Bearer tokens are sent in the Authorization header in plaintext. By definition, anyone capable of presenting this token has the power it grants, so stealing it will provide attackers much value. Always make sure to use a secure HTTP connection (HTTP over TLS a.k.a HTTPS) when authenticating with this scheme. Failing to do so will leak your tokens to anyone monitoring the network traffic.
Consequently, the security of this auth scheme relies heavily on the use of TLS.
This is a place where Bearer tokens shine. When you use them on the frontend, sending them in the Authorization header, you are protected against CSRF.
Because, the browser leaves all management to you, and won't attach these tokens to requests automatically. Check!
Replay and integrity protection
Bearer tokens, in general, do not provide any protection against replay or modification ( integrity). While JWT provides integrity for the token itself, it does not protect the request it is attached to. Therefore the request parts (method, query parameters, headers, body) can be freely modified by an attacker in the middle.
These protection mechanisms are left to the underlying TLS protocol.
Recommended use cases
Bearer tokens are widely used on the backend thanks to OAuth 2 and JWT. They are simple and well suited for this purpose. Just attach them as a header and off you go.
These tokens can be used on the frontend as well. Lots of single-page web applications opt for using JWT as their session management mechanism. Depending on your needs JWTs may be far from ideal. It is not trivial to cover the full lifecycle of a session with these. For instance, you cannot implement logout and idle session timeout without server state. Once you have server state you lose what you gained by opting for JWT.
Taking care of your auth scheme
Backend usage is mostly trivial. Apply the best practices you would for any sensitive data. Store them encrypted, transfer them encrypted (HTTPS) and limit their exposure. Wherever you use them, keep the expiration time as low as you can. Short-lived tokens have a smaller chance of being successfully utilized after compromise. Also, consider using access and refresh tokens. Access tokens should be short-lived, due to their relatively high exposure (sent with every request, while refresh tokens can be long-lived as they are only sent when access tokens expire. OAuth flows implement this beautifully.
Coming up next
Our next topic is a bit different from what we have covered so far.
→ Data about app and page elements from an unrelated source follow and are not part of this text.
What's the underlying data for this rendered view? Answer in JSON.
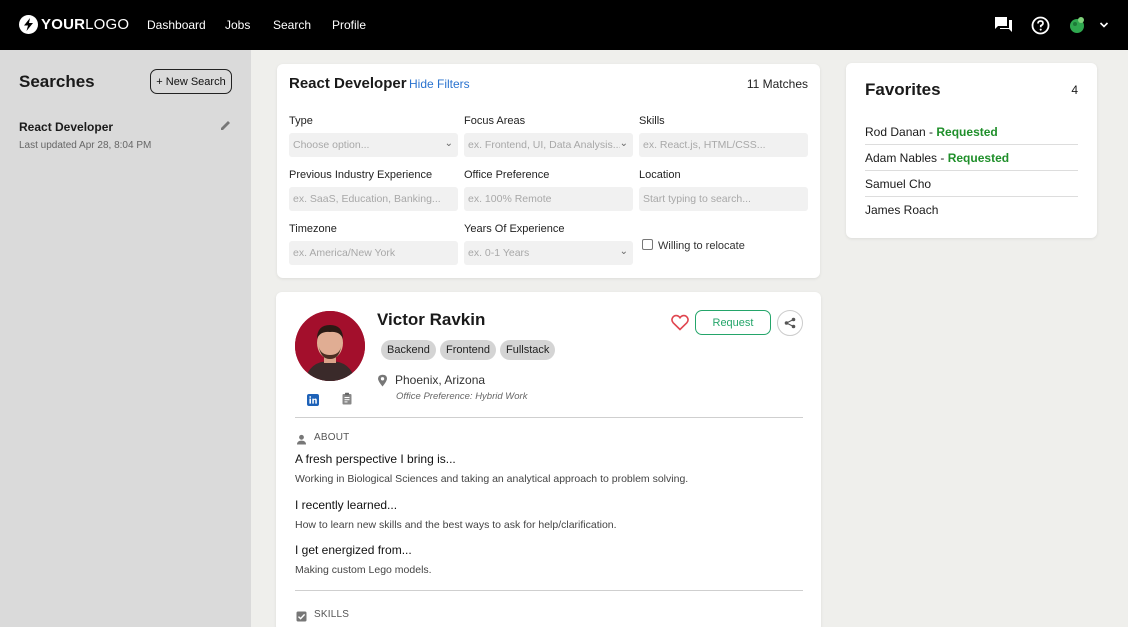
{
  "nav": {
    "logo_bold": "YOUR",
    "logo_light": "LOGO",
    "links": [
      "Dashboard",
      "Jobs",
      "Search",
      "Profile"
    ]
  },
  "sidebar": {
    "title": "Searches",
    "new_search_label": "+ New Search",
    "saved": [
      {
        "name": "React Developer",
        "updated": "Last updated Apr 28, 8:04 PM"
      }
    ]
  },
  "filters": {
    "title": "React Developer",
    "hide_label": "Hide Filters",
    "matches": "11 Matches",
    "fields": {
      "type": {
        "label": "Type",
        "placeholder": "Choose option..."
      },
      "focus": {
        "label": "Focus Areas",
        "placeholder": "ex. Frontend, UI, Data Analysis..."
      },
      "skills": {
        "label": "Skills",
        "placeholder": "ex. React.js, HTML/CSS..."
      },
      "industry": {
        "label": "Previous Industry Experience",
        "placeholder": "ex. SaaS, Education, Banking..."
      },
      "office": {
        "label": "Office Preference",
        "placeholder": "ex. 100% Remote"
      },
      "location": {
        "label": "Location",
        "placeholder": "Start typing to search..."
      },
      "timezone": {
        "label": "Timezone",
        "placeholder": "ex. America/New York"
      },
      "years": {
        "label": "Years Of Experience",
        "placeholder": "ex. 0-1 Years"
      }
    },
    "relocate_label": "Willing to relocate"
  },
  "favorites": {
    "title": "Favorites",
    "count": "4",
    "items": [
      {
        "name": "Rod Danan",
        "status": "Requested"
      },
      {
        "name": "Adam Nables",
        "status": "Requested"
      },
      {
        "name": "Samuel Cho",
        "status": ""
      },
      {
        "name": "James Roach",
        "status": ""
      }
    ],
    "separator": " - "
  },
  "profile": {
    "name": "Victor Ravkin",
    "tags": [
      "Backend",
      "Frontend",
      "Fullstack"
    ],
    "request_label": "Request",
    "location": "Phoenix, Arizona",
    "office_pref": "Office Preference: Hybrid Work",
    "about_label": "ABOUT",
    "about": [
      {
        "q": "A fresh perspective I bring is...",
        "a": "Working in Biological Sciences and taking an analytical approach to problem solving."
      },
      {
        "q": "I recently learned...",
        "a": "How to learn new skills and the best ways to ask for help/clarification."
      },
      {
        "q": "I get energized from...",
        "a": "Making custom Lego models."
      }
    ],
    "skills_label": "SKILLS"
  },
  "colors": {
    "accent_blue": "#2a73cf",
    "requested_green": "#1f8f2a",
    "request_button": "#24a56a",
    "heart": "#e0454f",
    "avatar_bg": "#a30f2c"
  },
  "icons": [
    "bolt-logo-icon",
    "chat-icon",
    "help-icon",
    "user-avatar-icon",
    "chevron-down-icon",
    "pencil-icon",
    "heart-icon",
    "share-icon",
    "map-pin-icon",
    "linkedin-icon",
    "clipboard-icon",
    "person-icon",
    "checkbox-icon"
  ]
}
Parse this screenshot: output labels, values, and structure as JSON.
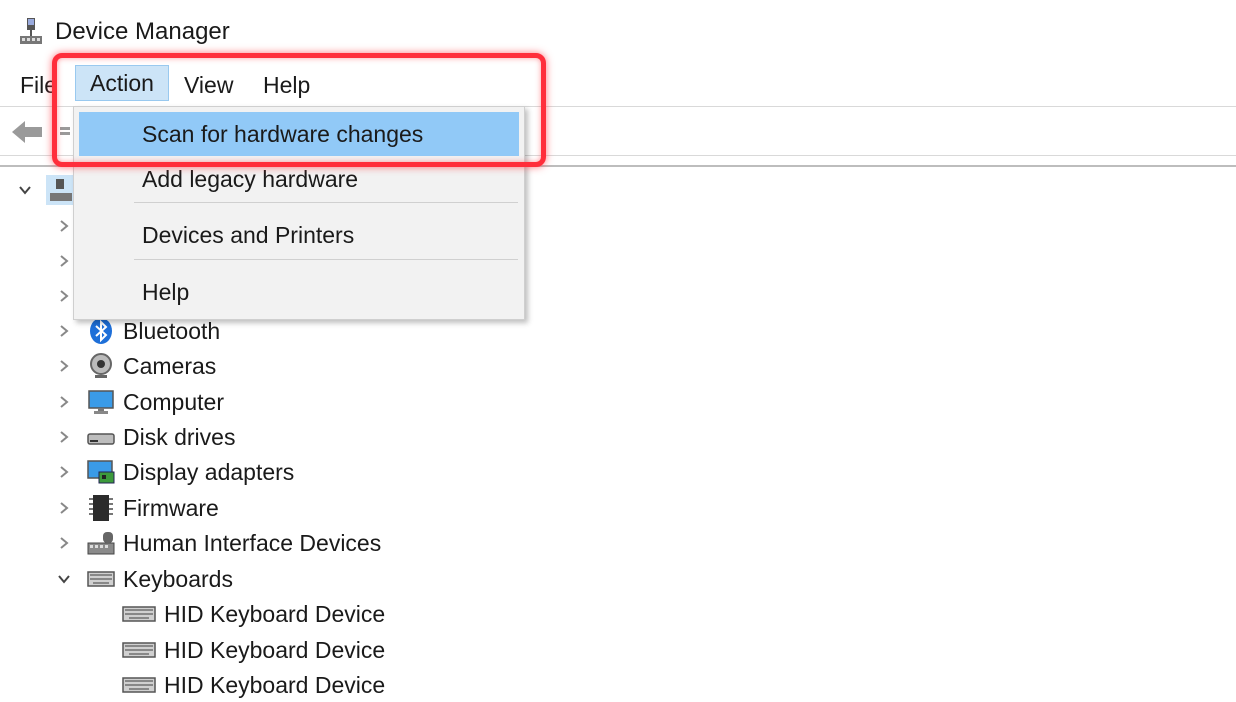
{
  "window": {
    "title": "Device Manager"
  },
  "menubar": {
    "items": [
      {
        "label": "File"
      },
      {
        "label": "Action"
      },
      {
        "label": "View"
      },
      {
        "label": "Help"
      }
    ]
  },
  "dropdown": {
    "items": [
      {
        "label": "Scan for hardware changes"
      },
      {
        "label": "Add legacy hardware"
      },
      {
        "label": "Devices and Printers"
      },
      {
        "label": "Help"
      }
    ]
  },
  "tree": {
    "categories": [
      {
        "label": "Bluetooth",
        "icon": "bluetooth-icon"
      },
      {
        "label": "Cameras",
        "icon": "camera-icon"
      },
      {
        "label": "Computer",
        "icon": "computer-icon"
      },
      {
        "label": "Disk drives",
        "icon": "disk-drive-icon"
      },
      {
        "label": "Display adapters",
        "icon": "display-adapter-icon"
      },
      {
        "label": "Firmware",
        "icon": "firmware-icon"
      },
      {
        "label": "Human Interface Devices",
        "icon": "hid-icon"
      },
      {
        "label": "Keyboards",
        "icon": "keyboard-icon"
      }
    ],
    "keyboard_children": [
      {
        "label": "HID Keyboard Device"
      },
      {
        "label": "HID Keyboard Device"
      },
      {
        "label": "HID Keyboard Device"
      }
    ]
  },
  "colors": {
    "menu_active_bg": "#cce4f7",
    "dropdown_highlight": "#91c9f7",
    "annotation_red": "#ff2e3b"
  }
}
It's signature schemes. What makes them unique is that there are lots of signature systems out there. They all have the same core idea, but no single standard has emerged yet (there is a draft). Signature schemes provide a higher degree of security. Applications that required such a level mostly use a custom scheme that is documented in their API docs.
So why do signatures provide better security? Does it matter which scheme you choose? Be sure to check out the next post to learn all about it!
Spot a mistake in reasoning? Have a different opinion? Sound off in the comments!